UGA is part of the University System of Georgia, which has urged, but not required, students, employees and faculty to get vaccinated and wear masks in classrooms. Gov. Brian Kemp has been outspoken in his opposition to mandates.
UGA noted in a statement that reported positive COVID-19 cases have declined significantly the last two weeks and they are committed to ongoing vaccination efforts, such as ongoing drawings offering $1,000 prizes to people on campus with proof of vaccination. The university’s statement did not directly address potential responses to the faculty group’s planned mask mandate.
“We will continue to strongly encourage vaccinations and the wearing of masks inside our facilities. We are committed to doing everything within our power to protect the health, safety and wellbeing of our community,” university spokesman Greg Trevor said in the statement.
UGA, the state’s flagship university, has been the epicenter of the mask mandate dispute. The university has had more reported COVID-19 cases than any school in Georgia this semester. Several faculty members and parents say fewer students are wearing masks on campus. Longtime UGA math professor Joseph Fu, despite letters from administrators threatening disciplinary action, has told students in his classes they must wear masks since the semester started Aug. 18.
Faculty members held rallies at about 20 universities last week hoping to convince state leaders to give the universities latitude to enact mask mandates and other mitigation efforts. The system released data last week indicating a drop in new cases at most of their schools.
UGA genetics professor Jeff Bennetzen, a faculty member since 2003, said he and other professors thought prior discussions with university administrators would have resulted in their desired results. They hope this move will result in some policy changes that improve safety on campus.
“We love the University System of Georgia,” he said. “We love the University of Georgia, but the origin of that love is for the students and employees.

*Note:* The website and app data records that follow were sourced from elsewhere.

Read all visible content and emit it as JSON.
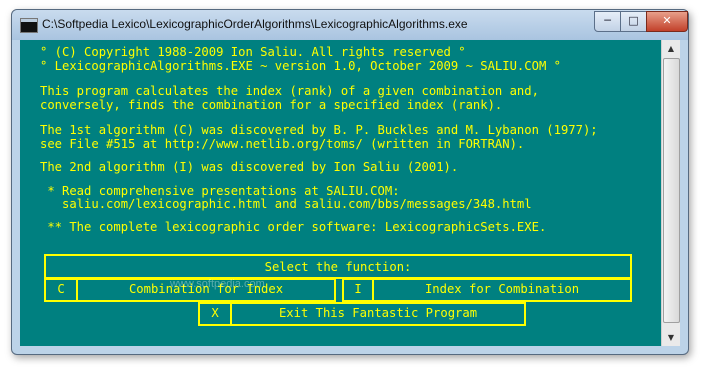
{
  "window": {
    "title": "C:\\Softpedia Lexico\\LexicographicOrderAlgorithms\\LexicographicAlgorithms.exe",
    "min_label": "─",
    "max_label": "□",
    "close_label": "✕"
  },
  "console": {
    "lines": [
      "° (C) Copyright 1988-2009 Ion Saliu. All rights reserved °",
      "° LexicographicAlgorithms.EXE ~ version 1.0, October 2009 ~ SALIU.COM °",
      "This program calculates the index (rank) of a given combination and,",
      "conversely, finds the combination for a specified index (rank).",
      "The 1st algorithm (C) was discovered by B. P. Buckles and M. Lybanon (1977);",
      "see File #515 at http://www.netlib.org/toms/ (written in FORTRAN).",
      "The 2nd algorithm (I) was discovered by Ion Saliu (2001).",
      " * Read comprehensive presentations at SALIU.COM:",
      "   saliu.com/lexicographic.html and saliu.com/bbs/messages/348.html",
      " ** The complete lexicographic order software: LexicographicSets.EXE."
    ],
    "menu": {
      "header": "Select the function:",
      "c_key": "C",
      "c_label": "Combination for Index",
      "i_key": "I",
      "i_label": "Index for Combination",
      "x_key": "X",
      "x_label": "Exit This Fantastic Program"
    }
  },
  "watermark": "www.softpedia.com",
  "colors": {
    "console_bg": "#008080",
    "console_fg": "#ffff00"
  }
}
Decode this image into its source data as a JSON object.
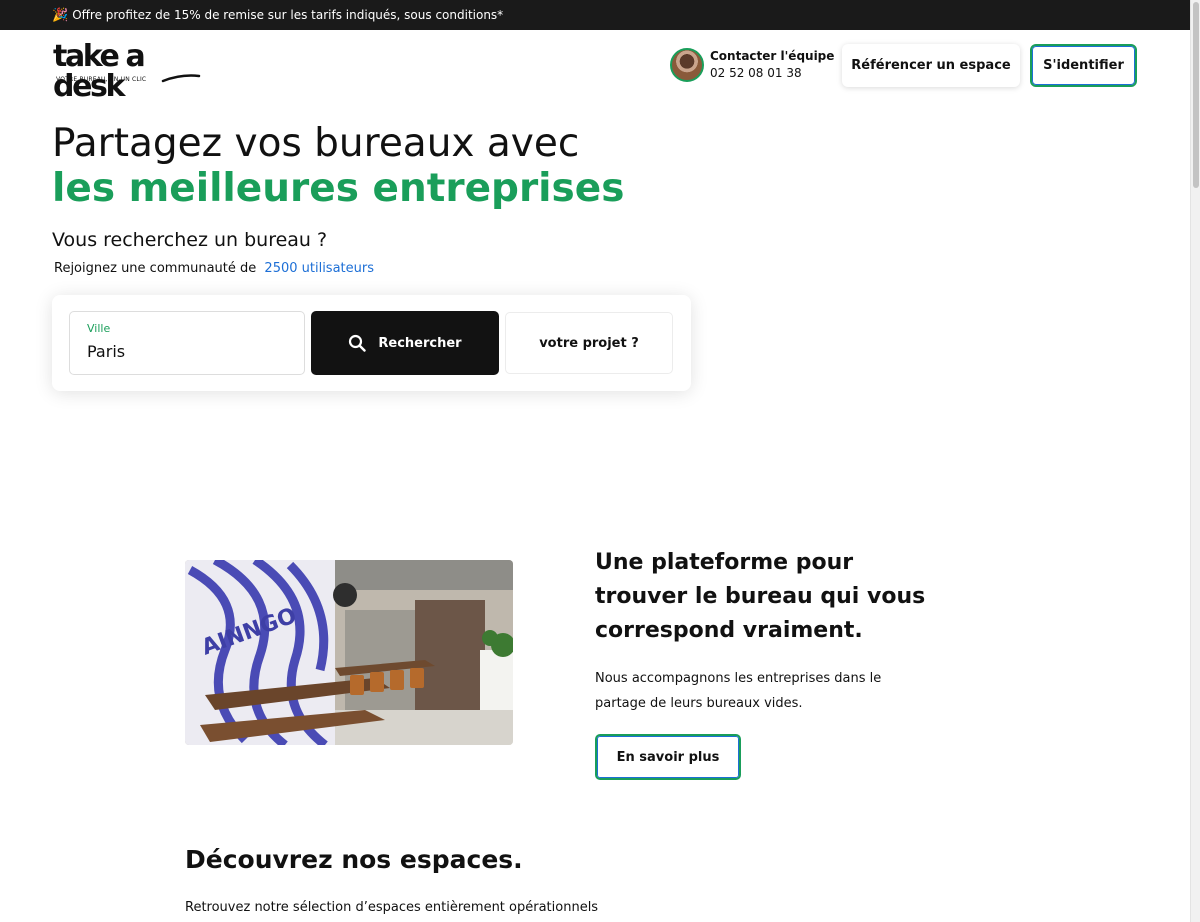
{
  "promo": {
    "icon": "party-popper-icon",
    "text": "Offre profitez de 15% de remise sur les tarifs indiqués, sous conditions*"
  },
  "header": {
    "logo": {
      "word": "take a desk",
      "tagline": "VOTRE BUREAU, EN UN CLIC"
    },
    "contact": {
      "title": "Contacter l'équipe",
      "phone": "02 52 08 01 38"
    },
    "list_space_label": "Référencer un espace",
    "login_label": "S'identifier"
  },
  "hero": {
    "title_line1": "Partagez vos bureaux avec",
    "title_line2": "les meilleures entreprises",
    "subtitle": "Vous recherchez un bureau ?",
    "join_text": "Rejoignez une communauté de",
    "join_users": "2500 utilisateurs"
  },
  "search": {
    "city_label": "Ville",
    "city_value": "Paris",
    "search_label": "Rechercher",
    "project_label": "votre projet ?"
  },
  "platform": {
    "title": "Une plateforme pour trouver le bureau qui vous correspond vraiment.",
    "description": "Nous accompagnons les entreprises dans le partage de leurs bureaux vides.",
    "cta_label": "En savoir plus"
  },
  "discover": {
    "title": "Découvrez nos espaces.",
    "description": "Retrouvez notre sélection d’espaces entièrement opérationnels"
  },
  "colors": {
    "brand_green": "#1a9e5a",
    "accent_blue": "#1d6fd6",
    "dark": "#121212"
  }
}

It’s amazing to think we know masks work and save lives, yet we aren’t allowed to ask students to wear them in our classes.”